6 people were killed and at least nine injured when a foot bridge under construction at Miami's Florida International University collapsed on a busy eight-lane street on Thursday.
The 950 ton, 175-foot span foot bridge fell onto the roadway crushing cars that were waiting at a red light at 8th Street and 109th Avenue.
The bridge was built on the side of the roadway using FIU's "Accelerated Bridge Construction (ABC) technology". The construction contract was awarded to a minority contractor based in Miami.
The bridge would have connected FIU University to Miami's Sweetwater neighborhood, allowing students and faculty to cross safely over the busy street, where an 18-year-old FIU student was struck by a car and killed last year.
"It is exactly the opposite of what we had intended, and we want to express our deepest condolences to the family and loved ones of those who have been affected," said FIU President Mark Rosenberg in a video.
Construction crews took just 7 hours to hoist the bridge span into place over the road on Saturday.
The bridge was designed to be supported from above by a system of thick steel cables (see illustration) and a reinforced concrete center support column. But the cables had not been installed yet.

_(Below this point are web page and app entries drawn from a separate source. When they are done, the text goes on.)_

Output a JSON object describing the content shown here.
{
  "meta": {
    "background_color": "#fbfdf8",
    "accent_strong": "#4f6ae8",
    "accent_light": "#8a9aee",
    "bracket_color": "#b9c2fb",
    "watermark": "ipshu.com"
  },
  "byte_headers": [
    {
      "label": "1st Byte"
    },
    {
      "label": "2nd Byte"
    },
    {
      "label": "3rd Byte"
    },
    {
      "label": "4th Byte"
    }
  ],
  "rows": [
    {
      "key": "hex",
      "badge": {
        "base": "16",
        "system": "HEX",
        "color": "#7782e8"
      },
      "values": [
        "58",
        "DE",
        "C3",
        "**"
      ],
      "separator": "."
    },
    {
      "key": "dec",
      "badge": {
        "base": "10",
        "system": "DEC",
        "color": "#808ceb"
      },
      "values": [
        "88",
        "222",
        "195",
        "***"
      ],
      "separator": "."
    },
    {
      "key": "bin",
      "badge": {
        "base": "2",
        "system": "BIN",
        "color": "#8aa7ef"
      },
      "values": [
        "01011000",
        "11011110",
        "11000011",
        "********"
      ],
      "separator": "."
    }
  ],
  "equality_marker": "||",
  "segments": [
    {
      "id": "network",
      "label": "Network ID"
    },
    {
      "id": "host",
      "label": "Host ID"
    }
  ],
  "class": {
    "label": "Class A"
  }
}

On March 13, FIU president Rosenberg tweeted this photo of the bridge sitting on red construction equipment by the side of the road. That equipment was removed when the bridge was swung into place over the road with no cables to hold it up.

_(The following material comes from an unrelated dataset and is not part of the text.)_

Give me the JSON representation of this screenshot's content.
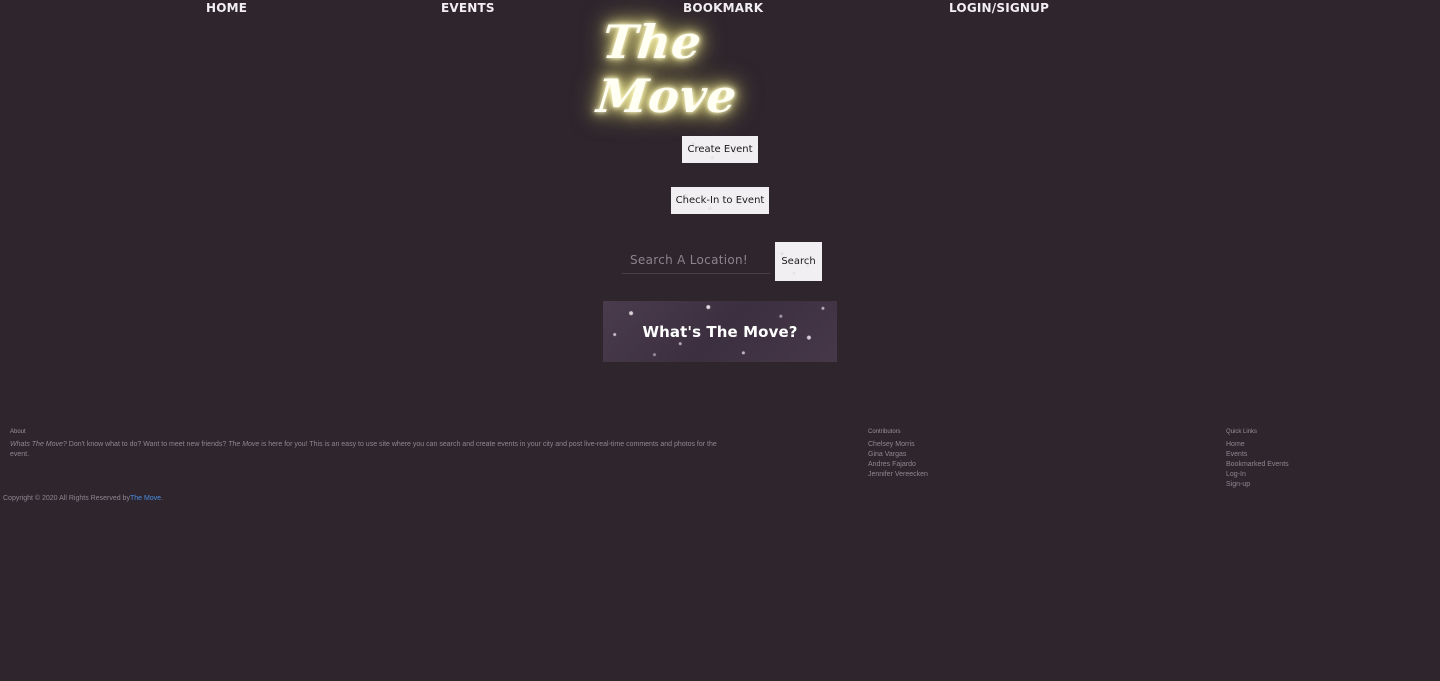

In theory, the bridge span should have supported its own weight until the cables were installed. But in reality, a bridge without center support will buckle under its own weight and collapse.

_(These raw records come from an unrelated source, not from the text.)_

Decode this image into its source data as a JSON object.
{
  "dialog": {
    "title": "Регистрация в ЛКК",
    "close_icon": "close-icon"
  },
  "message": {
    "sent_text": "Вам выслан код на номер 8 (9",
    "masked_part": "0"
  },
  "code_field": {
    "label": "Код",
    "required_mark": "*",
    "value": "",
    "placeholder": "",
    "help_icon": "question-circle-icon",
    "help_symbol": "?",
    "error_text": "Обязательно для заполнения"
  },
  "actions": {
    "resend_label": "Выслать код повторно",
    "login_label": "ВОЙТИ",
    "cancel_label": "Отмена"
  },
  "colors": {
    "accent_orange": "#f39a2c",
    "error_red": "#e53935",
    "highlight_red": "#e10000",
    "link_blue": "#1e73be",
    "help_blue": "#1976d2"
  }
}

A monitoring company responded to criticism from Twitter users after deleting the above tweet on Thursday.
BDI Test released a statement confirming it was hired by the crane company to monitor the stress on the bridge after it was hoisted into place on Saturday. The company wrapped up its work nearly a week before the walkway collapsed.
"BDI was contracted to conduct monitoring while the bridge was moved into place," the company stressed in a post on its website Thursday. "BDI was not involved in the bridge’s design or construction and no BDI personnel or equipment were onsite at the time of the incident."
The foot bridge was scheduled to open for pedestrians and cyclists in 2019.
The deadliest fail of a suspension or cable stayed walkway in the U.S. occurred on July 17, 1981 at the Hyatt Regency in Kansas City, Missouri.
2 walkways, one directly above the other, collapsed onto a tea dance party in the hotel lobby, killing 114 people and injuring 216.
The official cause of the deadly Kansas City walkway collapse was "Structural overload resulting from design flaws." All engineers involved in the design and construction of the Hyatt Regency walkways lost their engineering licenses.